The window complete, now all I have to do is convince young children that “Yes, this is not a new movie which someone recently wrote. This started with a book. A marvelous book by Maurice Sendak, which you must read.” And so, I read it to them. They leave with smiles on their faces, bags with purchased copies, while roaring “You are a wild thing.”

When the day has ended and the pop-guns  are neatly lined up, I step outside and admire the new window. I say thanks for the opportunity to be able to work at The Toy Soldier. It is a place where magic and creativity and the love of children’s literature all come together. DSC03513DSC03517DSC03519DSC03529



Be a Volunteer Reader



Betsy and Norman reading at the library 8/09 

Betsy and Norman reading at the library 8/09

This past Monday I was the reader for the  Lullaby Concert at the Groton Library. Norman joined me.  He led the children in being monkeys while I read Caps For Sale. We brought hats for all–thanks to my husband for loaning me all of his baseball caps. Norman was so thrilled to be with children again that he didn’t want to leave. He danced. He played peek-a-boo and even volunteered to be a turtle when Barbara sang her turtle song. When the youngest children approached him with caution, Norman leaned over and extended a hand. Soon, even the little ones wanted a Norman hug. Norman wants to play Barbara’s guitar at the next concert. We shall see. After Norman and I had a long discussion about why he wasn’t driving home, he called his sister, Margaret, to tell her how much he misses her.

Norman on the phone with his family
Norman on the phone with his family

  Betsy, Norman and Barbara 8/09

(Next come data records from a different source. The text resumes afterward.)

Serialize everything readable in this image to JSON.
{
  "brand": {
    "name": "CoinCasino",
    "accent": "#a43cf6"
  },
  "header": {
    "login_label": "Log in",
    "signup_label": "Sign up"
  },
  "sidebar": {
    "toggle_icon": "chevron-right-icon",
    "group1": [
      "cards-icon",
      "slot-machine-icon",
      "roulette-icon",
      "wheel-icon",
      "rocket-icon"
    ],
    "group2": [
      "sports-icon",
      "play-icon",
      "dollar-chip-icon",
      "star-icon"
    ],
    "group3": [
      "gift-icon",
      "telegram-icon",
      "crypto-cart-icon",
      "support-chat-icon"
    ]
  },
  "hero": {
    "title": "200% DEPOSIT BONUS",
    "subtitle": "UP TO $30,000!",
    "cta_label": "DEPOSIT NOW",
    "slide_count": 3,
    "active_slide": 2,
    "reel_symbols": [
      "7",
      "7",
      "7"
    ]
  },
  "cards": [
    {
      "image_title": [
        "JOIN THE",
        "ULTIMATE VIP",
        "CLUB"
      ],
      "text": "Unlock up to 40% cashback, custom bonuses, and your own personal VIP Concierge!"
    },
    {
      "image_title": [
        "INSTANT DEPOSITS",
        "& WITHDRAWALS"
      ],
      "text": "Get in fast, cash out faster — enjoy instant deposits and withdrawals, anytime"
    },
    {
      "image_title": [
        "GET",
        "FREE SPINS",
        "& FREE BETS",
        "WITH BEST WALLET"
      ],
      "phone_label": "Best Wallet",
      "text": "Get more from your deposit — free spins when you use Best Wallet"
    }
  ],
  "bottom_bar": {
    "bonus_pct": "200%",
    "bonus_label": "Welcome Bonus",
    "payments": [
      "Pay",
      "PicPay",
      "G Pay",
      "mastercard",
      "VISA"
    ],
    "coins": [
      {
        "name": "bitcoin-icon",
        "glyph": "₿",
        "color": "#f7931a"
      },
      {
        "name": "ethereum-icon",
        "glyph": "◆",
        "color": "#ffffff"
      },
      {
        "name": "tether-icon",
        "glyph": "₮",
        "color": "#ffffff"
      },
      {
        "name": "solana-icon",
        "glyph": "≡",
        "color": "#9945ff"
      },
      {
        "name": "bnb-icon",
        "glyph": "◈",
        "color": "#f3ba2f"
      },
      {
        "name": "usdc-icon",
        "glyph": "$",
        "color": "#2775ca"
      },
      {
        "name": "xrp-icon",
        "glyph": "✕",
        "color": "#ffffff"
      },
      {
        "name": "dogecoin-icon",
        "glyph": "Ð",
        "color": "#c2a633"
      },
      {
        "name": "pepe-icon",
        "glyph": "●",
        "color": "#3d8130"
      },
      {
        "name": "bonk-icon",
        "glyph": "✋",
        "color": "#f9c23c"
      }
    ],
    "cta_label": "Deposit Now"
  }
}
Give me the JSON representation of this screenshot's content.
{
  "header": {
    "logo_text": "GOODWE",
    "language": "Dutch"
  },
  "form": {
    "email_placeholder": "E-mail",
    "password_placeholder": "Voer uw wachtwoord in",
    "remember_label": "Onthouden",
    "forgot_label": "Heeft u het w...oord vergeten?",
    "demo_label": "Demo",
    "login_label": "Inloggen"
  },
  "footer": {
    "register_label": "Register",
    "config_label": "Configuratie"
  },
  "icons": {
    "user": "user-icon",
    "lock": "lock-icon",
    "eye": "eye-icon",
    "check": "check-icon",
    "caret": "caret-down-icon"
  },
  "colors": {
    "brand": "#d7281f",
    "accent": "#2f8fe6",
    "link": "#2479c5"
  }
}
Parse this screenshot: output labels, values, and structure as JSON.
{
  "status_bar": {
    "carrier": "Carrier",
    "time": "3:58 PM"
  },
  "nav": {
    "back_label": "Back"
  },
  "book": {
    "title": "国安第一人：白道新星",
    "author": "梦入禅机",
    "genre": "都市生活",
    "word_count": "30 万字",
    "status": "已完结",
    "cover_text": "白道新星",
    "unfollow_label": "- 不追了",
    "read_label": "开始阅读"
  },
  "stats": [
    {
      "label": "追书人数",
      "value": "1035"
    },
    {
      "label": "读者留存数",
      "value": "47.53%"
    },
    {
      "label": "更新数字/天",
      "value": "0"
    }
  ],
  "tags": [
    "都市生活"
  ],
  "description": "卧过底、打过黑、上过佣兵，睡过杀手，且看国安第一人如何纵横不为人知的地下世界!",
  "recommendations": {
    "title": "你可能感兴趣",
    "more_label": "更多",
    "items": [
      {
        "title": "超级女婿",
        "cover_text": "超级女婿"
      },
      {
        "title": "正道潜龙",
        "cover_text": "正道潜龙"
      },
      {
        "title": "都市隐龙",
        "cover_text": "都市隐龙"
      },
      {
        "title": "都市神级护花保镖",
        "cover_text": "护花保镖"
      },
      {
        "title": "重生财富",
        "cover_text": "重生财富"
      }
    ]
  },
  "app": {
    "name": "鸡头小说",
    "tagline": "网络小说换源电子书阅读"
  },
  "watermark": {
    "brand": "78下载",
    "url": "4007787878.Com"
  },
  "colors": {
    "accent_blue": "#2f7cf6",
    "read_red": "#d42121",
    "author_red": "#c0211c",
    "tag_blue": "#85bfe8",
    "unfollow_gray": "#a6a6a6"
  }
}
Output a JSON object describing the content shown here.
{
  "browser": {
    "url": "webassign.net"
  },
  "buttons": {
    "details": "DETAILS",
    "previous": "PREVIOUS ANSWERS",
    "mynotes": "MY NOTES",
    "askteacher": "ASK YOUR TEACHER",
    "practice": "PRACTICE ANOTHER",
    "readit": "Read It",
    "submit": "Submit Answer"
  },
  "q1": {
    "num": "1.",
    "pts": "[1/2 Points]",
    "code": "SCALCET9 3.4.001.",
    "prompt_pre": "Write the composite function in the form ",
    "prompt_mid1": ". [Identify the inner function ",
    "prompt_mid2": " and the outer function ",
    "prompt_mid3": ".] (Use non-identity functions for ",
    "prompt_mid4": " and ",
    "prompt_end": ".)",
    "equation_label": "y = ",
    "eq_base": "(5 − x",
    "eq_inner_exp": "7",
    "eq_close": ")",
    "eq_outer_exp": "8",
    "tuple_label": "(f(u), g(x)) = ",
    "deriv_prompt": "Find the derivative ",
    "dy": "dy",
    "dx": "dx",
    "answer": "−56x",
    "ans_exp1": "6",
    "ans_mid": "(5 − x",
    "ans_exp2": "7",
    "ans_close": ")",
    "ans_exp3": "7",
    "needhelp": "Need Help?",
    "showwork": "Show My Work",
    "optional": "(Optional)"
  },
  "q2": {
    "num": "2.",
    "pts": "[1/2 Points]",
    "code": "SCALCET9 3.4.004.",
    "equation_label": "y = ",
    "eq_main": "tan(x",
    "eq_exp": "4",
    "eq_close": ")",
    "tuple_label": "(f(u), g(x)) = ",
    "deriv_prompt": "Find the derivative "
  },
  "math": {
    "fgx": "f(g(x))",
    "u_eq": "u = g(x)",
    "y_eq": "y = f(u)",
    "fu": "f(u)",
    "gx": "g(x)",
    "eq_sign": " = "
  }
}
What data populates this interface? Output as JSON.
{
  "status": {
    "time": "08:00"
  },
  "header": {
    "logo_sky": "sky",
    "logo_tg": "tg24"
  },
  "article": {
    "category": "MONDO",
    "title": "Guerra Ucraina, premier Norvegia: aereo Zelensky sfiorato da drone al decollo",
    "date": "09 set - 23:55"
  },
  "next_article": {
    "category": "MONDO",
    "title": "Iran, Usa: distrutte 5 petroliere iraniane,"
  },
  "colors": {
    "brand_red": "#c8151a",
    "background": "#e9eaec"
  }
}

To all my friends and family, I love you. I miss you.
Any storm that comes our way will pass in time.
Recognize something wonderful in your day. Laugh, then laugh again.
I am here for you. Always.